    I do not agree that GE scientists would have to be incredibly stupid to miss possible harms from GE foods or crops. As a former GE research scientist, I would take exception to that! It is not at all straightforward to determine the safety of whole foods and transgenes/gene products. That’s why testing is needed in the first place. And it a legitimate issue as to how much testing, and what testing, should take place. I, and many other scientists, believe that the current testing requirements, or lack thereof for FDA, have several weaknesses that should be remedied.

    You are right that there is risk in everything. I do not believe GE foods are necessarily harmful. But the issue is not merely the safety of the few current GE foods, but also the many genes that will be used in the future, and are already being introduced. Since food is so integral to our lives, I think we should be a little more cautious about its safety than many other products.
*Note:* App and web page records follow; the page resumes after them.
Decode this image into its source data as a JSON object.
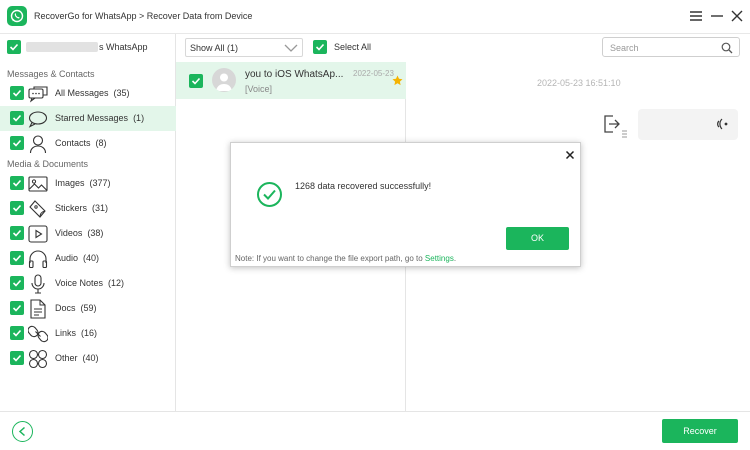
{
  "window": {
    "title": "RecoverGo for WhatsApp > Recover Data from Device",
    "accent_color": "#1bb55c",
    "selected_bg": "#e3f6ea"
  },
  "sidebar": {
    "account_label": "s WhatsApp",
    "sections": [
      {
        "title": "Messages & Contacts",
        "items": [
          {
            "label": "All Messages",
            "count": "(35)",
            "icon": "chat-bubbles-icon",
            "active": false
          },
          {
            "label": "Starred Messages",
            "count": "(1)",
            "icon": "starred-bubble-icon",
            "active": true
          },
          {
            "label": "Contacts",
            "count": "(8)",
            "icon": "person-icon",
            "active": false
          }
        ]
      },
      {
        "title": "Media & Documents",
        "items": [
          {
            "label": "Images",
            "count": "(377)",
            "icon": "image-icon",
            "active": false
          },
          {
            "label": "Stickers",
            "count": "(31)",
            "icon": "sticker-icon",
            "active": false
          },
          {
            "label": "Videos",
            "count": "(38)",
            "icon": "video-icon",
            "active": false
          },
          {
            "label": "Audio",
            "count": "(40)",
            "icon": "headphones-icon",
            "active": false
          },
          {
            "label": "Voice Notes",
            "count": "(12)",
            "icon": "microphone-icon",
            "active": false
          },
          {
            "label": "Docs",
            "count": "(59)",
            "icon": "document-icon",
            "active": false
          },
          {
            "label": "Links",
            "count": "(16)",
            "icon": "link-icon",
            "active": false
          },
          {
            "label": "Other",
            "count": "(40)",
            "icon": "grid-icon",
            "active": false
          }
        ]
      }
    ]
  },
  "toolbar": {
    "filter_value": "Show All (1)",
    "select_all_label": "Select All",
    "search_placeholder": "Search"
  },
  "message_list": {
    "items": [
      {
        "title": "you to iOS WhatsAp...",
        "date": "2022-05-23",
        "subtitle": "[Voice]",
        "starred": true
      }
    ]
  },
  "detail": {
    "timestamp": "2022-05-23 16:51:10"
  },
  "dialog": {
    "message": "1268 data recovered successfully!",
    "ok_label": "OK",
    "note_prefix": "Note: If you want to change the file export path, go to ",
    "note_link": "Settings",
    "note_suffix": "."
  },
  "footer": {
    "recover_label": "Recover"
  }
}
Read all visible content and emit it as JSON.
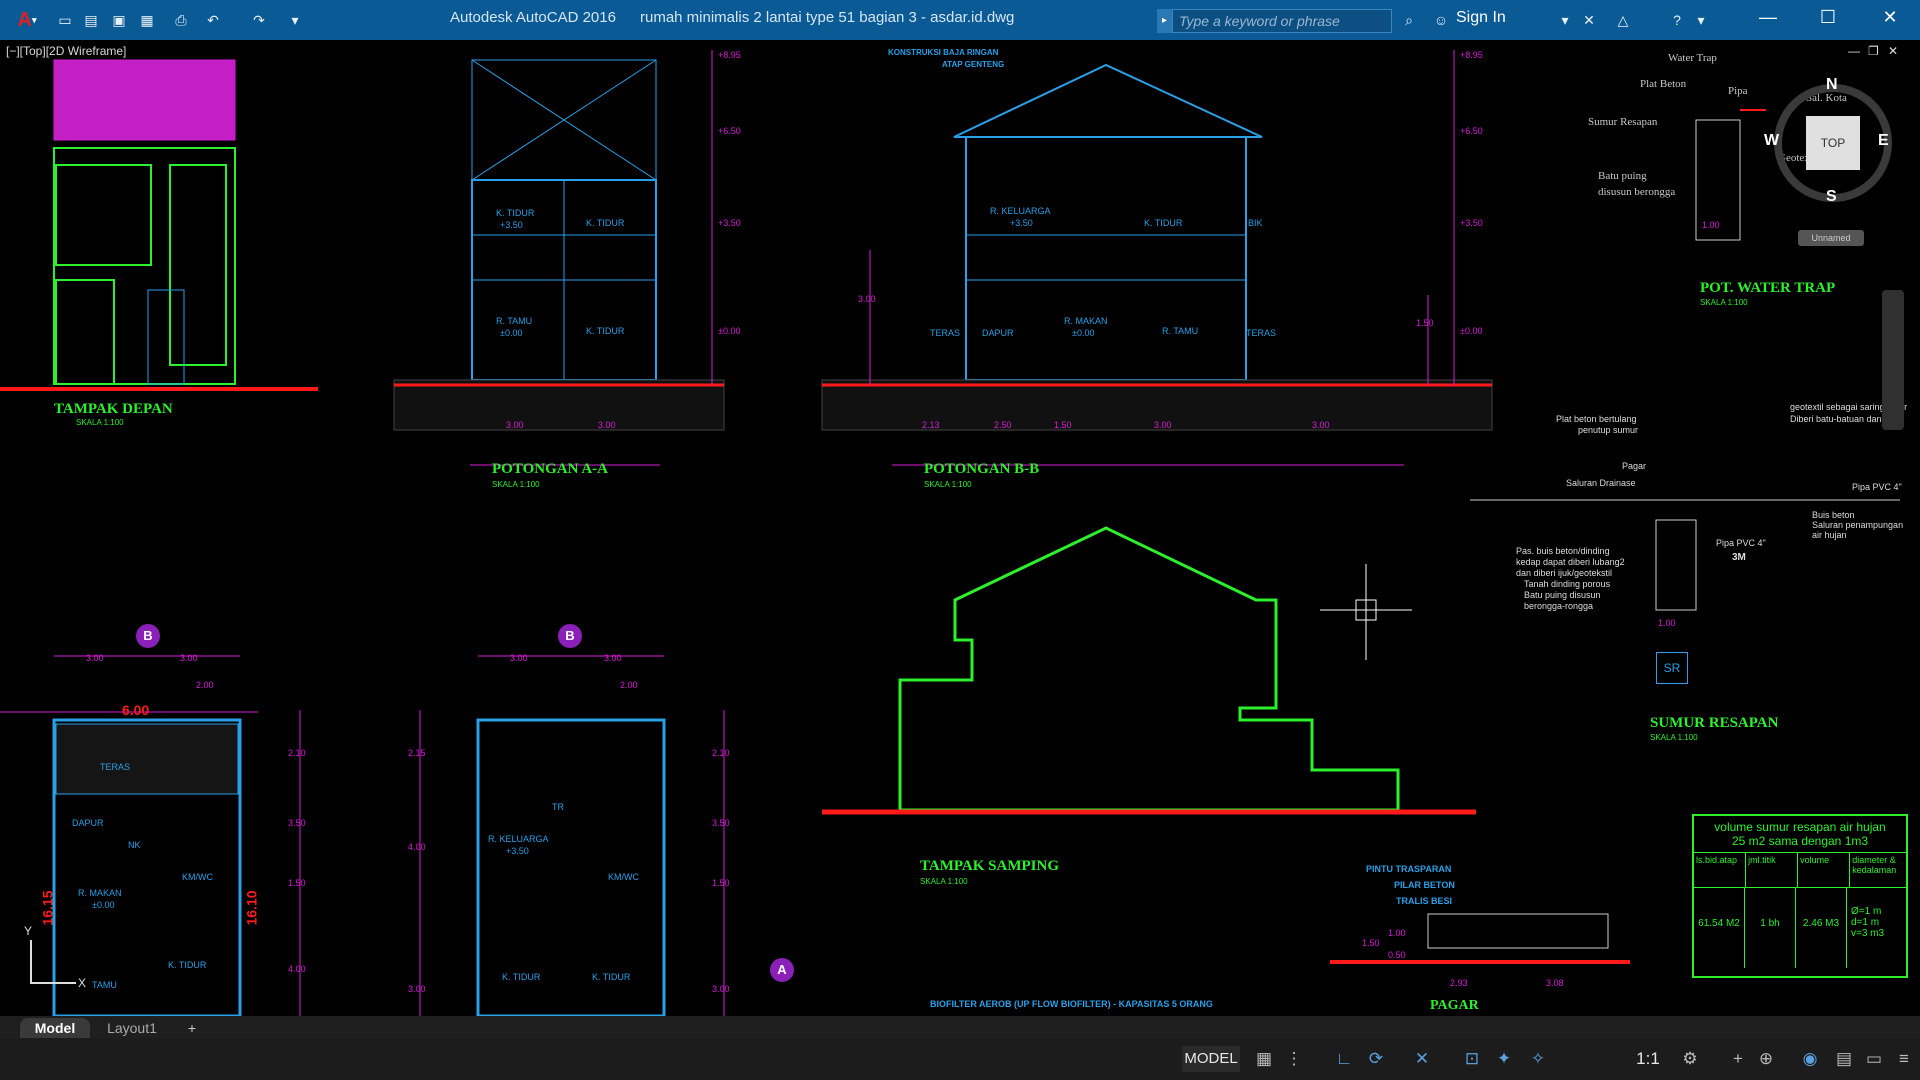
{
  "window": {
    "app_name": "Autodesk AutoCAD 2016",
    "document_title": "rumah minimalis 2 lantai type 51 bagian 3 - asdar.id.dwg",
    "app_logo": "A",
    "search_placeholder": "Type a keyword or phrase",
    "sign_in_label": "Sign In",
    "minimize_icon": "minimize-icon",
    "maximize_icon": "maximize-icon",
    "close_icon": "close-icon"
  },
  "quick_access": [
    "new-icon",
    "open-icon",
    "save-icon",
    "saveas-icon",
    "plot-icon",
    "undo-icon",
    "redo-icon"
  ],
  "viewport": {
    "label": "[−][Top][2D Wireframe]",
    "viewcube": {
      "face": "TOP",
      "north": "N",
      "south": "S",
      "east": "E",
      "west": "W",
      "ucs_label": "Unnamed"
    },
    "ucs_y": "Y",
    "ucs_x": "X"
  },
  "drawing": {
    "labels": {
      "tampak_depan": "TAMPAK DEPAN",
      "potongan_aa": "POTONGAN A-A",
      "potongan_bb": "POTONGAN B-B",
      "tampak_samping": "TAMPAK SAMPING",
      "pot_water_trap": "POT. WATER TRAP",
      "sumur_resapan": "SUMUR RESAPAN",
      "pagar": "PAGAR",
      "scale": "SKALA 1:100"
    },
    "section_aa_rooms": [
      "K. TIDUR",
      "+3.50",
      "K. TIDUR",
      "R. TAMU",
      "±0.00",
      "K. TIDUR"
    ],
    "section_bb_rooms": [
      "R. KELUARGA",
      "+3.50",
      "K. TIDUR",
      "R. MAKAN",
      "±0.00",
      "R. TAMU",
      "TERAS",
      "DAPUR",
      "TERAS",
      "BIK"
    ],
    "section_bb_notes": [
      "KONSTRUKSI BAJA RINGAN",
      "ATAP GENTENG"
    ],
    "section_aa_dims": [
      "3.00",
      "3.00"
    ],
    "section_bb_dims": [
      "2.13",
      "2.50",
      "1.50",
      "3.00",
      "3.00"
    ],
    "elevations": [
      "+8.95",
      "+6.50",
      "+3.50",
      "±0.00"
    ],
    "sumur_side": [
      "+8.95",
      "+6.50",
      "+3.50",
      "±0.00",
      "1.50",
      "3.00"
    ],
    "water_trap_notes": [
      "Water Trap",
      "Plat Beton",
      "Pipa",
      "Sal. Kota",
      "Sumur Resapan",
      "Geotextile",
      "Batu puing",
      "disusun berongga",
      "1.00"
    ],
    "sumur_notes": [
      "Plat beton bertulang",
      "penutup sumur",
      "Pagar",
      "Saluran Drainase",
      "geotextil sebagai saringan air",
      "Diberi batu-batuan dan ijuk",
      "Pipa PVC 4\"",
      "Buis beton",
      "Saluran penampungan",
      "air hujan",
      "Pipa PVC 4\"",
      "Pas. buis beton/dinding",
      "kedap dapat diberi lubang2",
      "dan diberi ijuk/geotekstil",
      "Tanah dinding porous",
      "Batu puing disusun",
      "berongga-rongga",
      "3M",
      "1.00",
      "SR"
    ],
    "plan1": {
      "top_dims": [
        "3.00",
        "3.00",
        "2.00"
      ],
      "width": "6.00",
      "depth": "16.15",
      "depth2": "16.10",
      "rooms": [
        "TERAS",
        "DAPUR",
        "NK",
        "R. MAKAN",
        "±0.00",
        "KM/WC",
        "K. TIDUR",
        "TAMU"
      ],
      "side_dims": [
        "2.10",
        "3.50",
        "1.50",
        "4.00"
      ]
    },
    "plan2": {
      "top_dims": [
        "3.00",
        "3.00",
        "2.00"
      ],
      "rooms": [
        "TR",
        "R. KELUARGA",
        "+3.50",
        "KM/WC",
        "K. TIDUR",
        "K. TIDUR"
      ],
      "side_dims": [
        "2.15",
        "4.00",
        "3.00",
        "2.10",
        "3.50",
        "1.50",
        "3.00"
      ]
    },
    "markers": [
      "B",
      "B",
      "A"
    ],
    "pagar_notes": [
      "PINTU TRASPARAN",
      "PILAR BETON",
      "TRALIS BESI",
      "1.00",
      "1.50",
      "0.50",
      "2.93",
      "3.08"
    ],
    "biofilter": "BIOFILTER AEROB (UP FLOW BIOFILTER) - KAPASITAS 5 ORANG"
  },
  "volume_table": {
    "title": "volume sumur resapan air hujan",
    "subtitle": "25 m2 sama dengan 1m3",
    "headers": [
      "ls.bid.atap",
      "jml.titik",
      "volume",
      "diameter & kedalaman"
    ],
    "row": [
      "61.54 M2",
      "1 bh",
      "2.46 M3",
      "Ø=1 m\nd=1 m\nv=3 m3"
    ]
  },
  "layout_tabs": [
    "Model",
    "Layout1",
    "+"
  ],
  "statusbar": {
    "model_label": "MODEL",
    "scale_label": "1:1"
  },
  "colors": {
    "titlebar": "#0a5a96",
    "cad_blue": "#2aa0e8",
    "cad_green": "#2cf02c",
    "cad_red": "#ff1a1a",
    "cad_magenta": "#d81bd8"
  }
}
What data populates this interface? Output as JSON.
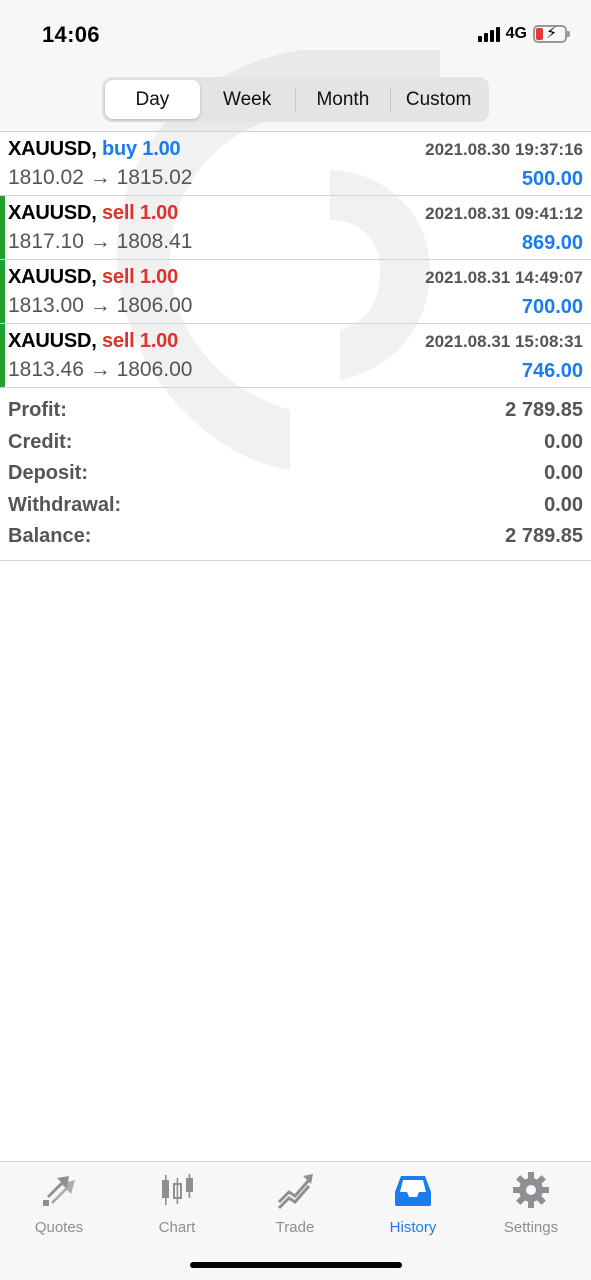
{
  "status": {
    "time": "14:06",
    "network": "4G"
  },
  "period_tabs": [
    {
      "label": "Day",
      "active": true
    },
    {
      "label": "Week",
      "active": false
    },
    {
      "label": "Month",
      "active": false
    },
    {
      "label": "Custom",
      "active": false
    }
  ],
  "trades": [
    {
      "symbol": "XAUUSD,",
      "direction": "buy 1.00",
      "time": "2021.08.30 19:37:16",
      "prices": "1810.02 → 1815.02",
      "profit": "500.00"
    },
    {
      "symbol": "XAUUSD,",
      "direction": "sell 1.00",
      "time": "2021.08.31 09:41:12",
      "prices": "1817.10 → 1808.41",
      "profit": "869.00"
    },
    {
      "symbol": "XAUUSD,",
      "direction": "sell 1.00",
      "time": "2021.08.31 14:49:07",
      "prices": "1813.00 → 1806.00",
      "profit": "700.00"
    },
    {
      "symbol": "XAUUSD,",
      "direction": "sell 1.00",
      "time": "2021.08.31 15:08:31",
      "prices": "1813.46 → 1806.00",
      "profit": "746.00"
    }
  ],
  "summary": [
    {
      "label": "Profit:",
      "value": "2 789.85"
    },
    {
      "label": "Credit:",
      "value": "0.00"
    },
    {
      "label": "Deposit:",
      "value": "0.00"
    },
    {
      "label": "Withdrawal:",
      "value": "0.00"
    },
    {
      "label": "Balance:",
      "value": "2 789.85"
    }
  ],
  "tabbar": [
    {
      "label": "Quotes",
      "icon": "quotes-icon",
      "active": false
    },
    {
      "label": "Chart",
      "icon": "chart-icon",
      "active": false
    },
    {
      "label": "Trade",
      "icon": "trade-icon",
      "active": false
    },
    {
      "label": "History",
      "icon": "history-icon",
      "active": true
    },
    {
      "label": "Settings",
      "icon": "settings-icon",
      "active": false
    }
  ],
  "colors": {
    "accent": "#1a7cf0",
    "sell": "#e0322a",
    "marker": "#1fa12c",
    "inactive": "#8e8e93"
  }
}
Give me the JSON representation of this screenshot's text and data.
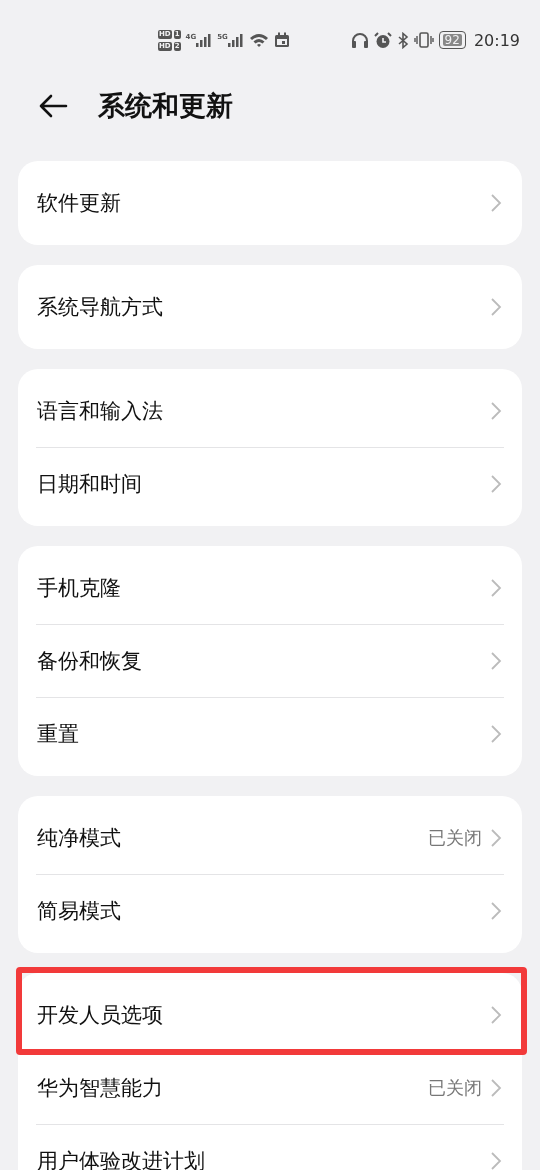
{
  "status_bar": {
    "sims": [
      {
        "badge": "HD",
        "slot": "1"
      },
      {
        "badge": "HD",
        "slot": "2"
      }
    ],
    "networks": [
      "4G",
      "5G"
    ],
    "battery": "92",
    "time": "20:19"
  },
  "header": {
    "title": "系统和更新"
  },
  "groups": [
    {
      "items": [
        {
          "label": "软件更新",
          "highlighted": false
        }
      ]
    },
    {
      "items": [
        {
          "label": "系统导航方式",
          "highlighted": false
        }
      ]
    },
    {
      "items": [
        {
          "label": "语言和输入法",
          "highlighted": false
        },
        {
          "label": "日期和时间",
          "highlighted": false
        }
      ]
    },
    {
      "items": [
        {
          "label": "手机克隆",
          "highlighted": false
        },
        {
          "label": "备份和恢复",
          "highlighted": false
        },
        {
          "label": "重置",
          "highlighted": false
        }
      ]
    },
    {
      "items": [
        {
          "label": "纯净模式",
          "value": "已关闭",
          "highlighted": false
        },
        {
          "label": "简易模式",
          "highlighted": false
        }
      ]
    },
    {
      "items": [
        {
          "label": "开发人员选项",
          "highlighted": true
        },
        {
          "label": "华为智慧能力",
          "value": "已关闭",
          "highlighted": false
        },
        {
          "label": "用户体验改进计划",
          "highlighted": false
        }
      ]
    }
  ]
}
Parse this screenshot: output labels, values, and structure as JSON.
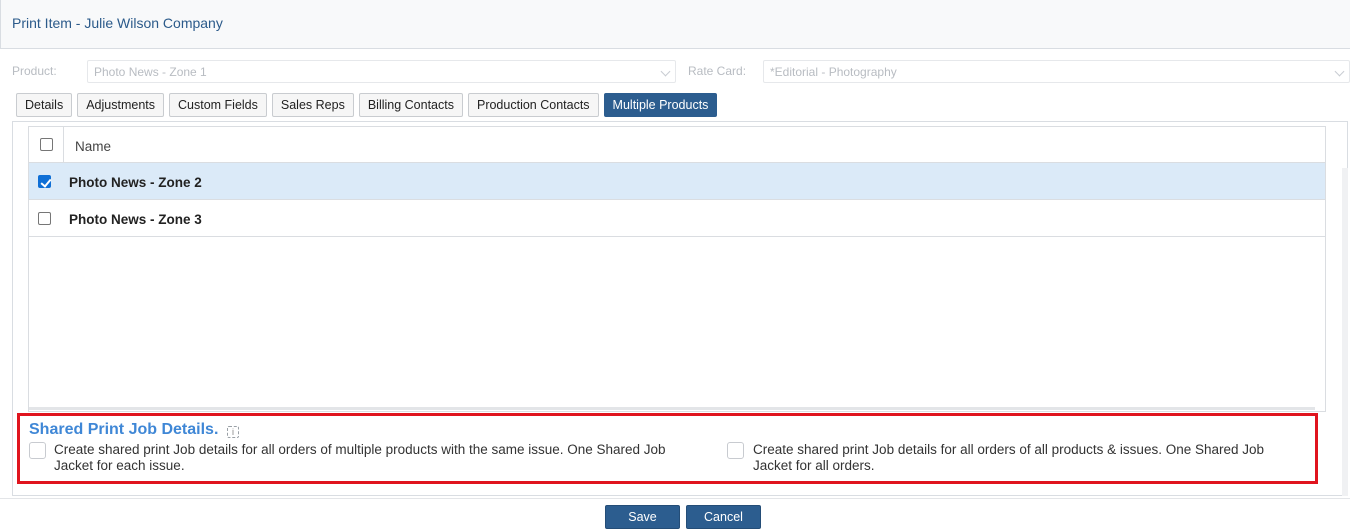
{
  "window": {
    "title": "Print Item - Julie Wilson Company"
  },
  "form": {
    "product_label": "Product:",
    "product_value": "Photo News - Zone 1",
    "rate_card_label": "Rate Card:",
    "rate_card_value": "*Editorial - Photography"
  },
  "tabs": [
    {
      "label": "Details"
    },
    {
      "label": "Adjustments"
    },
    {
      "label": "Custom Fields"
    },
    {
      "label": "Sales Reps"
    },
    {
      "label": "Billing Contacts"
    },
    {
      "label": "Production Contacts"
    },
    {
      "label": "Multiple Products",
      "active": true
    }
  ],
  "grid": {
    "header": {
      "name": "Name"
    },
    "rows": [
      {
        "name": "Photo News - Zone 2",
        "checked": true
      },
      {
        "name": "Photo News - Zone 3",
        "checked": false
      }
    ]
  },
  "shared": {
    "heading": "Shared Print Job Details.",
    "info_glyph": "i",
    "option1_line1": "Create shared print Job details for all orders of multiple products with the same issue. One Shared Job",
    "option1_line2": "Jacket for each issue.",
    "option2_line1": "Create shared print Job details for all orders of all products & issues. One Shared Job",
    "option2_line2": "Jacket for all orders."
  },
  "footer": {
    "save_label": "Save",
    "cancel_label": "Cancel"
  },
  "colors": {
    "accent": "#2c5d8f",
    "selected_row": "#dbeaf8",
    "highlight_border": "#e0141e",
    "heading": "#3f87d6"
  }
}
    Beyond food safety, there are also environmental issues and social issues that are relevant, but beyond this post. As for current GE, the glyphosate herbicide resistant crops have led to an epidemic of resistant weeds that have likely increased herbicide use, and will lead to increased use of older and nastier herbicides from the 1940s. And while resistant weeds are nothing new, the ability to spray the herbicide onto the crop has led to its overuse, which greatly exacerbated the resistant weed problem, unlike with previous herbicide technologies. This is largely a management or regulatory issue, but that is my point–our regulations are inadequate.

  • So, your major safety concern is that some company will splice in a gene for a human toxin or allergen at some point? Sounds a little mad-sciencey to me. And the brazil nut example isn’t such a great one for your case because it was found in pre-market testing, and the transfer occurred before the 2s albumin was known to be the allergen in Brazil nuts. Isn’t this just Jeffrey Smith’s talking point, and should the UCS be repeating the arguments of a crank new age yogi with no scientific training?

    The GM mods so far widely employed like Bt or RR really are very benign modifications. You’re talking about expressing a protein used in organic farming, harmless to humans, that had previously been sprayed on crops since the 20s, and with RR a modification of an enzyme plants already have to be resistant to a single herbicide. Neither of them presents a plausible threat to human health.

    I don’t find this criticisms plausible because it suggests (1) that GM scientists are incredibly stupid (2) that testing for allergens does not occur with new GE proteins (they are tested) and (3) you’re talking point is the same as one from Smith, a non-scientist and anti-GMO crank. All technology comes with some risks and every human endeavor is subject to error, but these risks strike me as being very low, as well as well anticipated by GM researchers. We shouldn’t allow irrational risk assessments guide our response to new technologies.